>>>
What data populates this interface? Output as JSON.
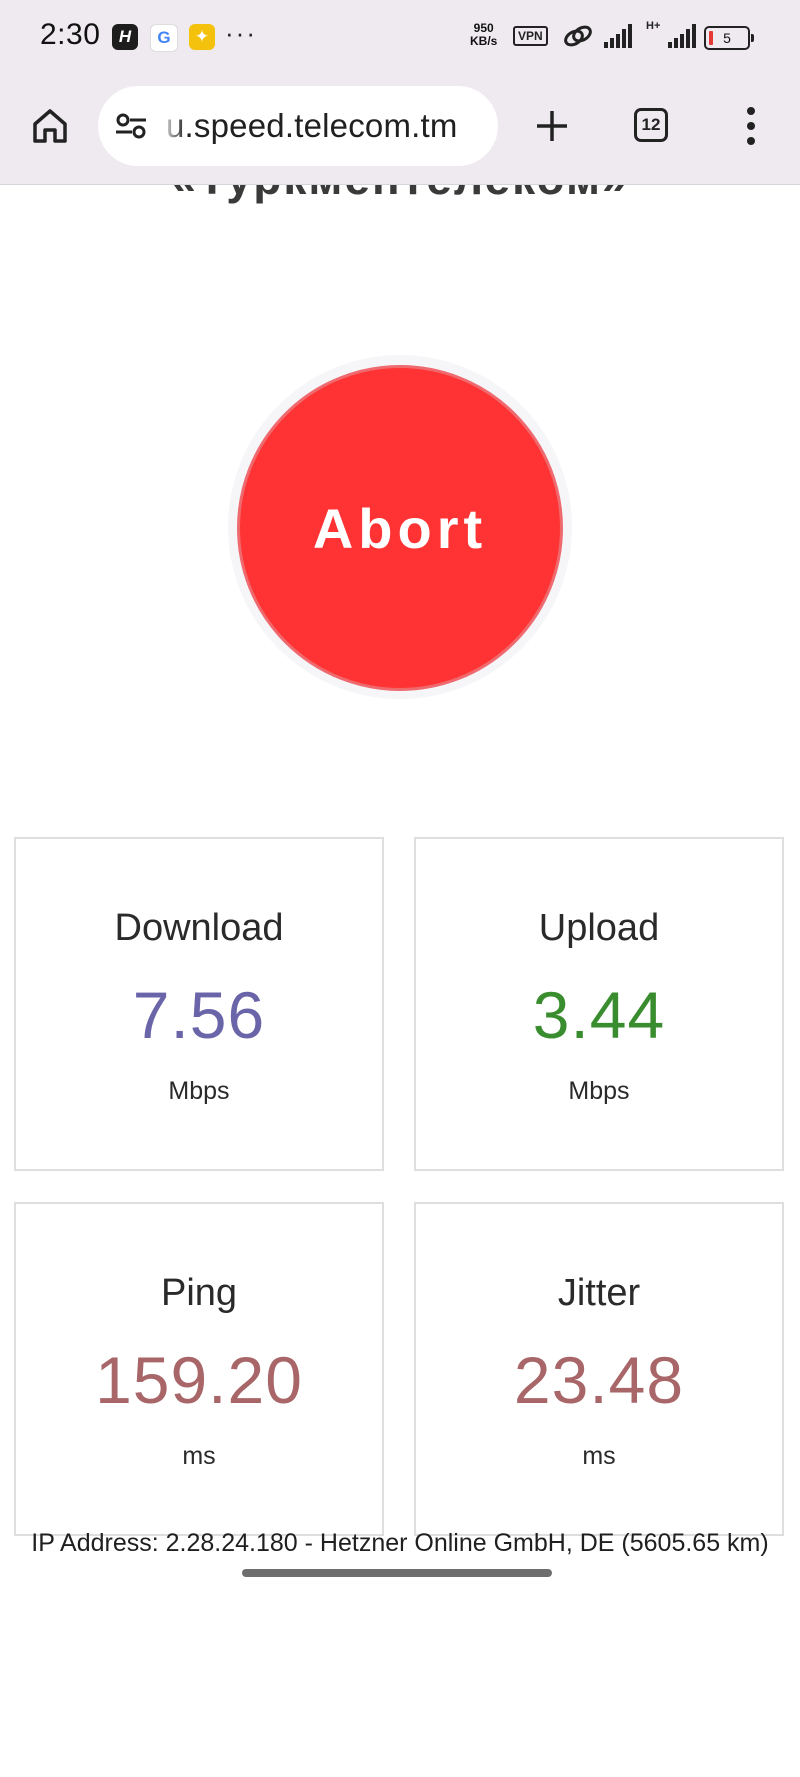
{
  "status_bar": {
    "time": "2:30",
    "app_icons": [
      "H",
      "G",
      "✦"
    ],
    "overflow": "···",
    "network_speed_value": "950",
    "network_speed_unit": "KB/s",
    "vpn_label": "VPN",
    "network_type": "H+",
    "battery_level": "5"
  },
  "browser": {
    "url": "u.speed.telecom.tm",
    "tab_count": "12",
    "icons": {
      "home": "home-icon",
      "site_settings": "tune-icon",
      "new_tab": "plus-icon",
      "tabs": "tab-switcher-icon",
      "menu": "more-vert-icon"
    }
  },
  "page": {
    "partial_title": "«Туркментелеком»",
    "abort_label": "Abort",
    "metrics": [
      {
        "label": "Download",
        "value": "7.56",
        "unit": "Mbps",
        "color": "#6a64a8"
      },
      {
        "label": "Upload",
        "value": "3.44",
        "unit": "Mbps",
        "color": "#3a8d2e"
      },
      {
        "label": "Ping",
        "value": "159.20",
        "unit": "ms",
        "color": "#a86669"
      },
      {
        "label": "Jitter",
        "value": "23.48",
        "unit": "ms",
        "color": "#a86669"
      }
    ],
    "ip_info": "IP Address: 2.28.24.180 - Hetzner Online GmbH, DE (5605.65 km)"
  },
  "colors": {
    "abort_button": "#ff3333",
    "browser_chrome": "#efeaf0"
  }
}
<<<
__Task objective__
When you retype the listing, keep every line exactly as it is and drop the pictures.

__Response to the exercise__
What data populates this interface? Output as JSON.
{
  "status_bar": {
    "time": "2:30",
    "app_icons": [
      "H",
      "G",
      "✦"
    ],
    "overflow": "···",
    "network_speed_value": "950",
    "network_speed_unit": "KB/s",
    "vpn_label": "VPN",
    "network_type": "H+",
    "battery_level": "5"
  },
  "browser": {
    "url": "u.speed.telecom.tm",
    "tab_count": "12",
    "icons": {
      "home": "home-icon",
      "site_settings": "tune-icon",
      "new_tab": "plus-icon",
      "tabs": "tab-switcher-icon",
      "menu": "more-vert-icon"
    }
  },
  "page": {
    "partial_title": "«Туркментелеком»",
    "abort_label": "Abort",
    "metrics": [
      {
        "label": "Download",
        "value": "7.56",
        "unit": "Mbps",
        "color": "#6a64a8"
      },
      {
        "label": "Upload",
        "value": "3.44",
        "unit": "Mbps",
        "color": "#3a8d2e"
      },
      {
        "label": "Ping",
        "value": "159.20",
        "unit": "ms",
        "color": "#a86669"
      },
      {
        "label": "Jitter",
        "value": "23.48",
        "unit": "ms",
        "color": "#a86669"
      }
    ],
    "ip_info": "IP Address: 2.28.24.180 - Hetzner Online GmbH, DE (5605.65 km)"
  },
  "colors": {
    "abort_button": "#ff3333",
    "browser_chrome": "#efeaf0"
  }
}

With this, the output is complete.